** YOUR OBJECTIVE **
The result should be an exact copy of the lines from the one with "Parse this screenshot: output" through the last line of the data below, both included.

---*---

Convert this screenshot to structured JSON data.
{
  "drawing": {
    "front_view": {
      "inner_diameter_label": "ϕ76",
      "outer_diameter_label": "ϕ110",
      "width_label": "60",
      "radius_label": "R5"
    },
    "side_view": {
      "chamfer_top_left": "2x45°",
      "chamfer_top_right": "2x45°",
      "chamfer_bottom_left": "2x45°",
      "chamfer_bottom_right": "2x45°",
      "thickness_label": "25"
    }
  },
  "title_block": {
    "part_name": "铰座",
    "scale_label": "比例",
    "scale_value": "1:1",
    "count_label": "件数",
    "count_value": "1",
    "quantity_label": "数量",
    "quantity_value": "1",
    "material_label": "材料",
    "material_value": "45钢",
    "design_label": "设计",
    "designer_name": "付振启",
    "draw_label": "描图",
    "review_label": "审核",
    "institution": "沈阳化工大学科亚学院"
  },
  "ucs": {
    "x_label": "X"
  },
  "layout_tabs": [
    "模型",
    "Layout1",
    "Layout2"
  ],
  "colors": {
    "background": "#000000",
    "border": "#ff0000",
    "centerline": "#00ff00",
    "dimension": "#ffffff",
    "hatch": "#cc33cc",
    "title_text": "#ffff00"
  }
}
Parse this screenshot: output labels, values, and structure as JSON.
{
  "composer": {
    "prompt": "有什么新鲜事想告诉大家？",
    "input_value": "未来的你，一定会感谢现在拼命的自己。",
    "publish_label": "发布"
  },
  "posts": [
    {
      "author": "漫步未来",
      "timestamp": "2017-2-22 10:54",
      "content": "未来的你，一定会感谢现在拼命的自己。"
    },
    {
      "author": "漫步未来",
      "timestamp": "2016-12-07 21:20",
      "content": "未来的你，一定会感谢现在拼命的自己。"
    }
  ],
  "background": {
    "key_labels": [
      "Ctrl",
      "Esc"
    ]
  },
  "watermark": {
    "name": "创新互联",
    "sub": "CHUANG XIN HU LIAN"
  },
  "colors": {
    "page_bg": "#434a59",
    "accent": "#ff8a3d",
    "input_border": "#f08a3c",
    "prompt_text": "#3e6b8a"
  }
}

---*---

** THE ANSWER **
Parse this screenshot: output labels, values, and structure as JSON.
{
  "composer": {
    "prompt": "有什么新鲜事想告诉大家？",
    "input_value": "未来的你，一定会感谢现在拼命的自己。",
    "publish_label": "发布"
  },
  "posts": [
    {
      "author": "漫步未来",
      "timestamp": "2017-2-22 10:54",
      "content": "未来的你，一定会感谢现在拼命的自己。"
    },
    {
      "author": "漫步未来",
      "timestamp": "2016-12-07 21:20",
      "content": "未来的你，一定会感谢现在拼命的自己。"
    }
  ],
  "background": {
    "key_labels": [
      "Ctrl",
      "Esc"
    ]
  },
  "watermark": {
    "name": "创新互联",
    "sub": "CHUANG XIN HU LIAN"
  },
  "colors": {
    "page_bg": "#434a59",
    "accent": "#ff8a3d",
    "input_border": "#f08a3c",
    "prompt_text": "#3e6b8a"
  }
}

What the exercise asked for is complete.